A common gift for children years ago was a diary, a little book with a hard cover and a tiny lock and key that signaled to the whole world that the contents were secret. Most often, the gift was appreciated—for a few days—after which it lay unused in a drawer. The discipline of a keeping a daily diary is, I suspect, a gift that few have ever possessed.
I spent a few hours in the Archives on the campus of Canadian Mennonite University last week. In particular, I was looking for the original diaries of Jacob D. Epp and Jacob Klaassen, both of which I had been reading recently. The former was my great great grandfather's, written between 1851 and 1885 in Ukrainian Russia; the latter was by a minister in my home church (Eigenheim, near Rosthern, Saskatchewan) roughly between 1920 and 1940. Both were written in handwritten Gothic German. Both have been transcribed into Latin cursive and then translated into English: laborious and time-consuming tasks.
It’s evident that there existed a strong motivation to record the flow of daily events in these two men. It’s also evident that in the case of both diaries, a common style prevails; they are at the same time diary and journal. Diaries in that they include careful recordings of weather, farm work, seeding and harvests, illness and death, etc.; journals in that emotional, intellectual and spiritual responses to events are included. In the latter vein, they also served as confessionals: both Epp and Klaassen speak of their failures and weaknesses, ask God for forgiveness and pledge to do their best to be faithful servants. Both men see themselves as inadequate for the tasks God sets before them. Many entries end in a prayer for strength as well as for a blessing on families and church communities.
In my family, the need to keep a diary or journal appears to have disappeared after emigration to Canada in 1893; there are, however diary scraps around from the 1900 – 1945 period in many families and some of these have also been translated and made available, mostly to family members. I journaled and published in limited quantity our MCC years in Europe (1986-89) but have never been able to settle down to that discipline since.

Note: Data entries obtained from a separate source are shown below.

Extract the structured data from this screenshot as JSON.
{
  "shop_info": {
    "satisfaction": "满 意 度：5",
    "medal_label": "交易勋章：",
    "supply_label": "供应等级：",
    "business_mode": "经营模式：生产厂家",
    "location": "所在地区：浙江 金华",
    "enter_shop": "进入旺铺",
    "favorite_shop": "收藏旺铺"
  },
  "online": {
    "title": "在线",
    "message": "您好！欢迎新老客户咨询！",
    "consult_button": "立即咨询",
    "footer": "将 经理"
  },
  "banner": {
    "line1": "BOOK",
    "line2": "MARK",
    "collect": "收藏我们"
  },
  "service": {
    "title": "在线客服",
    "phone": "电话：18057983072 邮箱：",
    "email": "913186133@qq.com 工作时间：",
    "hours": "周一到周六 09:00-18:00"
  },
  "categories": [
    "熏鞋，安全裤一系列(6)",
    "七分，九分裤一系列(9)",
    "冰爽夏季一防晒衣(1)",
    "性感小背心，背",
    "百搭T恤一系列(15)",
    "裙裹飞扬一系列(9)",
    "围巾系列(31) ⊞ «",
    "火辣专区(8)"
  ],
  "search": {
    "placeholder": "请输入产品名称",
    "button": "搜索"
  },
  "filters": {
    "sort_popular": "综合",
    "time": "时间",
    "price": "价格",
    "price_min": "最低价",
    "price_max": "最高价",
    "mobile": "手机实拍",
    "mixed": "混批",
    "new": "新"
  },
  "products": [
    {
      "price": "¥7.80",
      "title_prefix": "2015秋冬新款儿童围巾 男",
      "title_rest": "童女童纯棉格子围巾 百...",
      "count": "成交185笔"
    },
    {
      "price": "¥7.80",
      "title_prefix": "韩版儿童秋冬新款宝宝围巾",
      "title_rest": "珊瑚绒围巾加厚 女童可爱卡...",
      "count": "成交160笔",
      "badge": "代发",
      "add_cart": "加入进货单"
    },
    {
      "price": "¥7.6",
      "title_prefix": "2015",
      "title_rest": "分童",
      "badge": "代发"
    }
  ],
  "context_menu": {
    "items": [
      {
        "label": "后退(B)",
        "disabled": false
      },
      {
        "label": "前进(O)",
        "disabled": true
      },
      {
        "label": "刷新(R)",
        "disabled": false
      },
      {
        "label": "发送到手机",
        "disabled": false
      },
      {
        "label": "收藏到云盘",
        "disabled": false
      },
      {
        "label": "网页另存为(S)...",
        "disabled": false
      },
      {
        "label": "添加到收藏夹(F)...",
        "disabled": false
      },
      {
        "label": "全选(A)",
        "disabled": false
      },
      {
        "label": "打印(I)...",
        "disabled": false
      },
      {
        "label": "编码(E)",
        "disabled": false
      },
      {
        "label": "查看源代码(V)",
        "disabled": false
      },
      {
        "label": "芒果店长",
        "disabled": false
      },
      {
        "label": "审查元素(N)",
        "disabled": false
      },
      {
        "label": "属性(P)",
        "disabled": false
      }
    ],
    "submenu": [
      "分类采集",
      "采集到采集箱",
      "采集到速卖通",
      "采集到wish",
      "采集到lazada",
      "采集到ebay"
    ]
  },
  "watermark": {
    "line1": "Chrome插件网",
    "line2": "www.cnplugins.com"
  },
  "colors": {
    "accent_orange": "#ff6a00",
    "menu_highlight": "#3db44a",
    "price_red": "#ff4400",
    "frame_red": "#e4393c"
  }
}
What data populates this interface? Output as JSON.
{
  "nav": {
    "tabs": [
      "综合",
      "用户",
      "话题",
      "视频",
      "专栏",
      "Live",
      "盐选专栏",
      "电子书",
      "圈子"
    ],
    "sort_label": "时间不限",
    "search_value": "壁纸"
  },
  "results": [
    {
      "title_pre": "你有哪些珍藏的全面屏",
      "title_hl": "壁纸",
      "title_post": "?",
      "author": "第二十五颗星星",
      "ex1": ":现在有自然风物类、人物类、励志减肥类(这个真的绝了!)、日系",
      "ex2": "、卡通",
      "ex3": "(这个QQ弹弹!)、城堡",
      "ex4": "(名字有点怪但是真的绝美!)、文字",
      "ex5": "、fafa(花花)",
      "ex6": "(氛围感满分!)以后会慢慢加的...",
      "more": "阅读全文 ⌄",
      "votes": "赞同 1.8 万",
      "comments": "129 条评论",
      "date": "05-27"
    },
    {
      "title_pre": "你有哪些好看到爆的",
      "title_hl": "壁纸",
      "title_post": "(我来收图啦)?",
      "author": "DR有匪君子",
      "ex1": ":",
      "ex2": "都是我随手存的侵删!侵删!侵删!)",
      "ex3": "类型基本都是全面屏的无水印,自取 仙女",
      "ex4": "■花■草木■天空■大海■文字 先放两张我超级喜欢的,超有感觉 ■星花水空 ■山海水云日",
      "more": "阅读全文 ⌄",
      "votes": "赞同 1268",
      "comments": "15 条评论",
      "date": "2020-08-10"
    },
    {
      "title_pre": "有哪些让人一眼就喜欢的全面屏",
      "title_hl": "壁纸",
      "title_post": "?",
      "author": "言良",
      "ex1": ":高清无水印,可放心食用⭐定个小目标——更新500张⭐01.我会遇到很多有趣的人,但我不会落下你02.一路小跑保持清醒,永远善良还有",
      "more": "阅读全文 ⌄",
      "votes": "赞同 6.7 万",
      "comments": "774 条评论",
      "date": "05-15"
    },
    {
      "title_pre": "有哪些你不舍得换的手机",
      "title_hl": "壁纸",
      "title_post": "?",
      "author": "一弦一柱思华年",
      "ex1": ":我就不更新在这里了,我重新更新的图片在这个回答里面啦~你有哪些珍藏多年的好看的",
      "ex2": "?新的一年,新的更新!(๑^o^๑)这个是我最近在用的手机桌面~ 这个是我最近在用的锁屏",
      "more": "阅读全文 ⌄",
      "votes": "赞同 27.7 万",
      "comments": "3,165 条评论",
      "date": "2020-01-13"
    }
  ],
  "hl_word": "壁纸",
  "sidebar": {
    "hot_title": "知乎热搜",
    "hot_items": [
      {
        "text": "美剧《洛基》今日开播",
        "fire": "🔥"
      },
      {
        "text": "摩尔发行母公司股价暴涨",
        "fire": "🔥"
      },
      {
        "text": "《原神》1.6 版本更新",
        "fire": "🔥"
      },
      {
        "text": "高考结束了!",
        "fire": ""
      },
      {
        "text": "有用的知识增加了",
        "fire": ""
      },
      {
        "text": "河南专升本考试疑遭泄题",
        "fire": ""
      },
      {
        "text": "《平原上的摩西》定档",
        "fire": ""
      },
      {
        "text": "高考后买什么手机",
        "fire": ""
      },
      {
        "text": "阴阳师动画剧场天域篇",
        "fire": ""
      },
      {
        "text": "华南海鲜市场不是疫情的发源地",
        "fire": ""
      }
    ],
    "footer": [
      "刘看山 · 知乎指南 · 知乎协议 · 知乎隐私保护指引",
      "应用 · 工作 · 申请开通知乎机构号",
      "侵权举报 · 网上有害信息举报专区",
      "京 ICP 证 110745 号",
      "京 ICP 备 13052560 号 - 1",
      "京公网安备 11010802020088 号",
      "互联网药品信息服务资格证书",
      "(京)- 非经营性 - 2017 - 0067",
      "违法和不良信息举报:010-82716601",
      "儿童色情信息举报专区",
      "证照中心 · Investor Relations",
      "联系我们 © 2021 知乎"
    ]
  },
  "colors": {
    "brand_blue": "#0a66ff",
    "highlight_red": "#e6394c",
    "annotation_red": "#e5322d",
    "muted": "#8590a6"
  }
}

It’s a shame, really. History ought to be more than the assessments of political affairs by historians. The diary/journal is a way of preserving the temper of the times, particularly as experienced by those who live them away from the centres of power and influence. Ordinary people in ordinary places living ordinary lives, something like that.
So if I were a diarist like my great grandfather, my entry for today might look like this:
February 3, 2012: -2o Another leisurely day in our extended stay in Winnipeg. We spent the morning packing for our return to Rosthern on Sunday. At noon, we picked up my sister Rosella and took her to the MCC bookstore on Henderson Highway where old friends from Thompson—Tony and Marie D. joined us for lunch and a long chat about old times and our respective children. During our stay here, we’ve become aware of how blessed we have been health-wise; many of our friends with whom we “were young” together are dealing with illness. Lord teach us again to be grateful for health and to respect the bodies you’ve given us so that we may be fruitful servants of the kingdom. Amen.
Would this be historically interesting, let alone useful? I wonder. I can't help thinking that the contemplation, the consideration before putting down words on paper must be formative for the individual, while serving down the years as a special vehicle to one's roots that has no real alternative.